Petrophile sessilis: is a member of the Proteaceae family. The general common name of the genus is Conesticks and refers to the shape woody fruits.
Petrophile sessilis is a shrub that will reach a height of three metres. Young shoots are pubescent (covered in soft, short, weak hairs). Adult leaves are carried at right angles to the stem and end in a stiff, sharp point. Cream-yellow flowers are carried in heads in summer. After flowering, oblong cones develop. The cones are an attractive feature of this Conestick.
Petrophile sessilis occurs on the coast and tablelands, south of
Intermediates between this species and Petrophile pulchella occur when their populations overlap.

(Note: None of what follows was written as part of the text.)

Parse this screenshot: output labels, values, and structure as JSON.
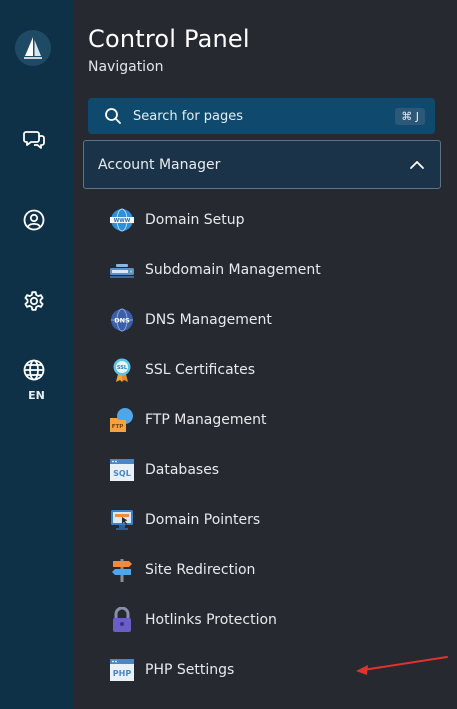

The specimen illustrated is growing in Mount Alexandra Reserve, near Mittagong on the Southern Tablelands of New South Wales in company with Petrophile pulchella.
Petrophile sessilis could be grown as a component of a native shrubbery or native hedgerow.
There are about 53 Petrophile species. They are all native to
. Australia is home to 47 species. Western Australia
Propagate from seed and possibly cuttings.